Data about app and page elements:
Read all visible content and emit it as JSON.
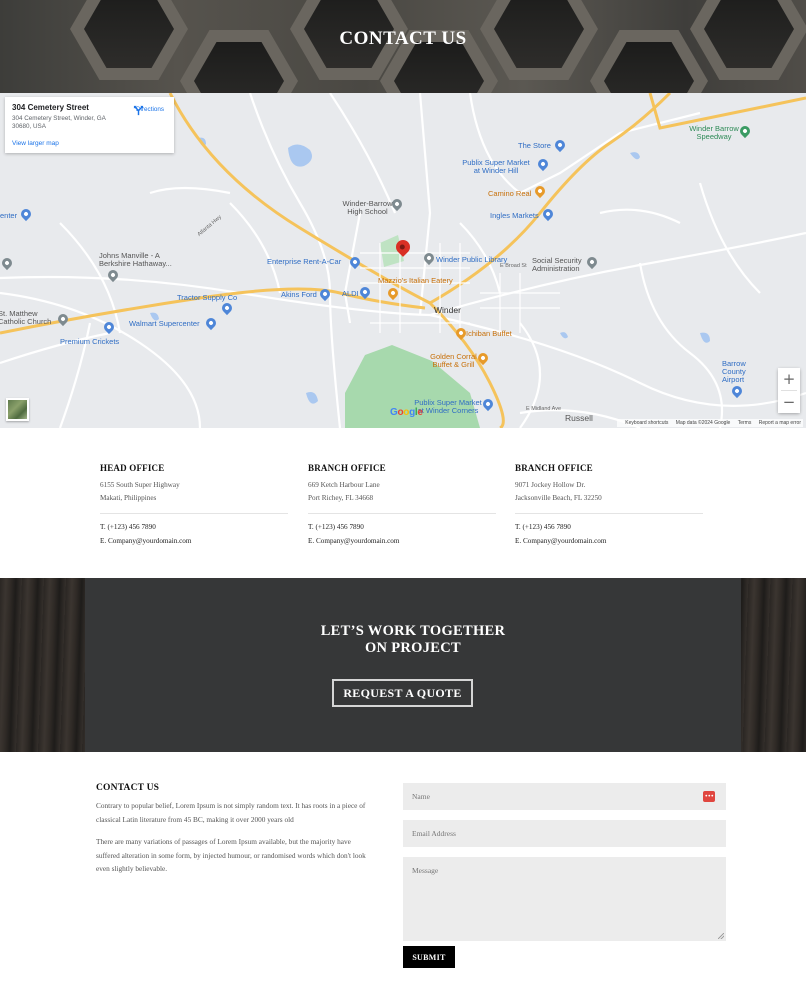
{
  "hero": {
    "title": "CONTACT US"
  },
  "map": {
    "info_card": {
      "title": "304 Cemetery Street",
      "address": "304 Cemetery Street, Winder, GA 30680, USA",
      "directions_label": "Directions",
      "larger_map_label": "View larger map"
    },
    "labels": {
      "the_store": "The Store",
      "publix_winder_hill": "Publix Super Market at Winder Hill",
      "camino_real": "Camino Real",
      "ingles": "Ingles Markets",
      "winder_barrow_speedway": "Winder Barrow Speedway",
      "winder_barrow_high": "Winder-Barrow High School",
      "johns_manville": "Johns Manville - A Berkshire Hathaway...",
      "enterprise": "Enterprise Rent-A-Car",
      "winder_public_library": "Winder Public Library",
      "social_security": "Social Security Administration",
      "mazzios": "Mazzio's Italian Eatery",
      "tractor_supply": "Tractor Supply Co",
      "akins_ford": "Akins Ford",
      "aldi": "ALDI",
      "winder": "Winder",
      "st_matthew": "St. Matthew Catholic Church",
      "walmart": "Walmart Supercenter",
      "ichiban": "Ichiban Buffet",
      "premium_crickets": "Premium Crickets",
      "golden_corral": "Golden Corral Buffet & Grill",
      "publix_winder_corners": "Publix Super Market at Winder Corners",
      "barrow_airport": "Barrow County Airport",
      "russell": "Russell",
      "center": "enter",
      "broad_st": "E Broad St",
      "midland_ave": "E Midland Ave",
      "atlanta_hwy": "Atlanta Hwy"
    },
    "zoom_in": "+",
    "zoom_out": "−",
    "google_logo": "Google",
    "attribution": {
      "shortcuts": "Keyboard shortcuts",
      "data": "Map data ©2024 Google",
      "terms": "Terms",
      "report": "Report a map error"
    }
  },
  "offices": [
    {
      "title": "HEAD OFFICE",
      "address_line1": "6155 South Super Highway",
      "address_line2": "Makati, Philippines",
      "phone": "T. (+123) 456 7890",
      "email": "E. Company@yourdomain.com"
    },
    {
      "title": "BRANCH OFFICE",
      "address_line1": "669 Ketch Harbour Lane",
      "address_line2": "Port Richey, FL 34668",
      "phone": "T. (+123) 456 7890",
      "email": "E. Company@yourdomain.com"
    },
    {
      "title": "BRANCH OFFICE",
      "address_line1": "9071 Jockey Hollow Dr.",
      "address_line2": "Jacksonville Beach, FL 32250",
      "phone": "T. (+123) 456 7890",
      "email": "E. Company@yourdomain.com"
    }
  ],
  "cta": {
    "title_line1": "LET’S WORK TOGETHER",
    "title_line2": "ON PROJECT",
    "button_label": "REQUEST A QUOTE"
  },
  "contact": {
    "title": "CONTACT US",
    "paragraph1": "Contrary to popular belief, Lorem Ipsum is not simply random text. It has roots in a piece of classical Latin literature from 45 BC, making it over 2000 years old",
    "paragraph2": "There are many variations of passages of Lorem Ipsum available, but the majority have suffered alteration in some form, by injected humour, or randomised words which don't look even slightly believable."
  },
  "form": {
    "name_placeholder": "Name",
    "email_placeholder": "Email Address",
    "message_placeholder": "Message",
    "password_manager_icon": "•••",
    "submit_label": "SUBMIT"
  },
  "colors": {
    "map_pin": "#d93025",
    "poi_blue": "#4e86d8",
    "poi_orange": "#e79a2a",
    "cta_panel": "#363738",
    "submit_bg": "#000000",
    "field_bg": "#ececec"
  }
}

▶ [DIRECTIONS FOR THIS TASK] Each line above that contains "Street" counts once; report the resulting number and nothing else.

▶ [TASK RESULT] 2